# Instructions for the task:
Omitting the pictures, restate all of the entries below exactly.

# Records to process:
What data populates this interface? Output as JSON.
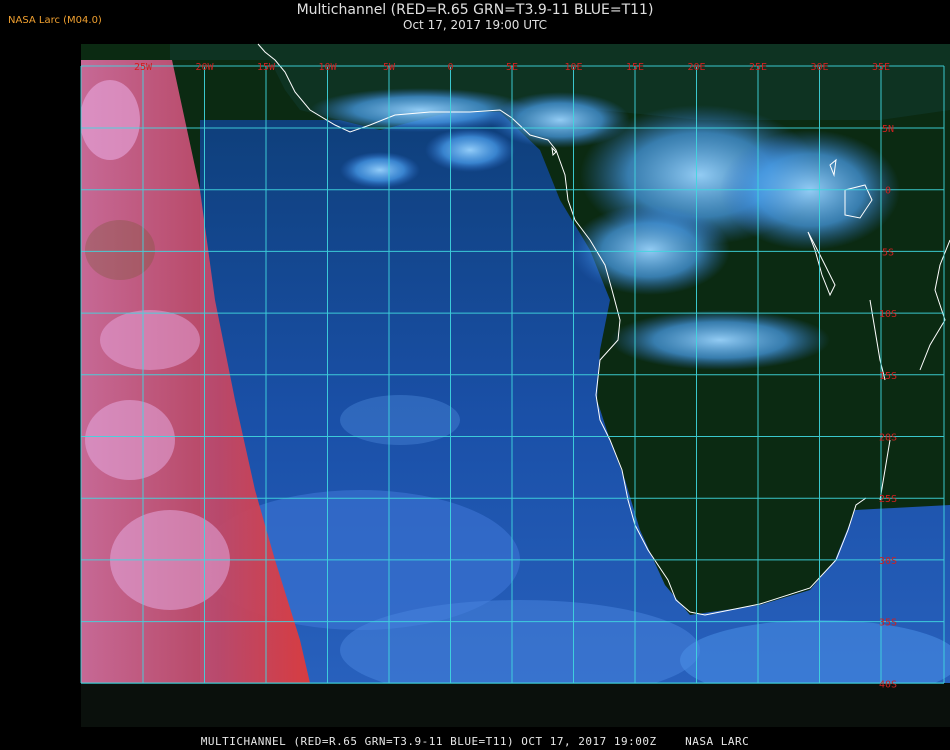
{
  "header": {
    "credit": "NASA Larc (M04.0)",
    "title": "Multichannel (RED=R.65 GRN=T3.9-11 BLUE=T11)",
    "subtitle": "Oct 17, 2017 19:00 UTC"
  },
  "footer": {
    "caption": "MULTICHANNEL (RED=R.65 GRN=T3.9-11 BLUE=T11) OCT 17, 2017 19:00Z    NASA LARC"
  },
  "map": {
    "longitude_labels": [
      "25W",
      "20W",
      "15W",
      "10W",
      "5W",
      "0",
      "5E",
      "10E",
      "15E",
      "20E",
      "25E",
      "30E",
      "35E"
    ],
    "latitude_labels": [
      "5N",
      "0",
      "5S",
      "10S",
      "15S",
      "20S",
      "25S",
      "30S",
      "35S",
      "40S"
    ],
    "colors": {
      "grid": "#40d8e0",
      "grid_label": "#d02020",
      "coastline": "#ffffff",
      "ocean": "#1a4fa8",
      "land": "#123a1e",
      "cloud": "#4aa8f0",
      "visible_strip": "#e0507a"
    }
  }
}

# Solution:
What data populates this interface? Output as JSON.
{
  "header": {
    "credit": "NASA Larc (M04.0)",
    "title": "Multichannel (RED=R.65 GRN=T3.9-11 BLUE=T11)",
    "subtitle": "Oct 17, 2017 19:00 UTC"
  },
  "footer": {
    "caption": "MULTICHANNEL (RED=R.65 GRN=T3.9-11 BLUE=T11) OCT 17, 2017 19:00Z    NASA LARC"
  },
  "map": {
    "longitude_labels": [
      "25W",
      "20W",
      "15W",
      "10W",
      "5W",
      "0",
      "5E",
      "10E",
      "15E",
      "20E",
      "25E",
      "30E",
      "35E"
    ],
    "latitude_labels": [
      "5N",
      "0",
      "5S",
      "10S",
      "15S",
      "20S",
      "25S",
      "30S",
      "35S",
      "40S"
    ],
    "colors": {
      "grid": "#40d8e0",
      "grid_label": "#d02020",
      "coastline": "#ffffff",
      "ocean": "#1a4fa8",
      "land": "#123a1e",
      "cloud": "#4aa8f0",
      "visible_strip": "#e0507a"
    }
  }
}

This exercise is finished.